    On the other hand, as home prices continue their out of control spiral upward, home taxes continue to climb and insurance rates out of reach, what choice will persons have?

  9. Sharon

    With the way the current administration is working to destroy public lands and make it easier for “big business” (as though rv-ing and outdoor sports is not big business) to destroy what is left of clean air and clean water, etc., it is hard to imagine that there will be much to attract people to the RV lifestyle–unless that is the only way they will have any home at all.

    1. Billy Bob Thorton

      Get a grip. Making generalizations like that with no fact based references is not nice. Let’s look at the facts. First, the over reaching land grab has been reversed. Second, the people of the state of Utah as an example , applauded the reversal, it’s their state, not the federal government’s. Third, let’s assume you drive, pull or whatever an RV, it’s why your here I assume. That being the case, you are going to need cheap energy, well, guess what, you got it now. Instead of being an oil importer, we are now a net exporter, that’s a good thing, right.

    2. TP

      There are so many baby boomer RV’s around now, the trouble will be when they all start to die off. All those RV’s (and other boomer “toys”) will be flooding the market as the heirs dump all this stuff. The future generations are ending up worse off than their parents and will sell at pennies on the dollar just to get something from them.

    3. Jim Cornwell

      I doubt Sharon lives in the West because there’s all kinds of room here to RV and either be alone or in a crowded park. The current administration is not creating new monuments out in the middle of nowhere like a few past presidents did. Big business doesn’t want to be in the boonies, they want to be where commerce is and freeways can get their products to market. I believe RVing will grow out of necessity. There is more and more stress and people are going to need to get away for periods of time. As cell towers and technology improve they will be able to be connected wherever they go.

      1. RV Staff

        Hi, Jim. Thanks for your comments. I’m not trying to be facetious, but, unfortunately, your two last sentences seem to be contradictory while being very true. “… more and more stress and people need to get away” but ” … they will be able to be connected wherever they go.” In other words, they’ll probably take their stress with them, if they are unable to disconnect for a few days. Sad but true. —Diane at RVtravel.com
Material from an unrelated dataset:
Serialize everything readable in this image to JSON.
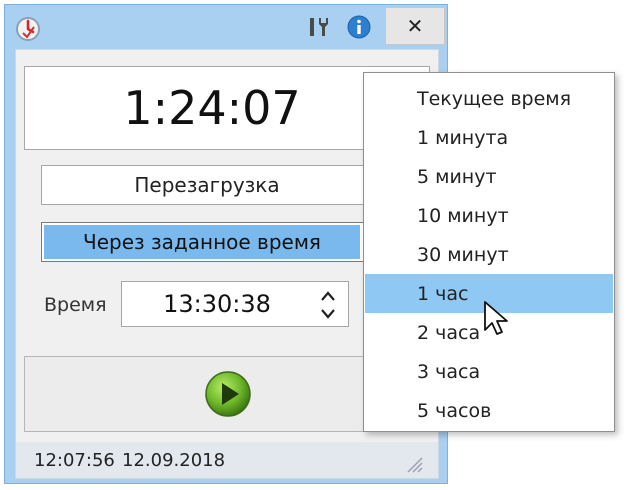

    4. Darrel

      You made your politics quite clear
      Take it to Facebook and stop inciting division here

Comments are closed.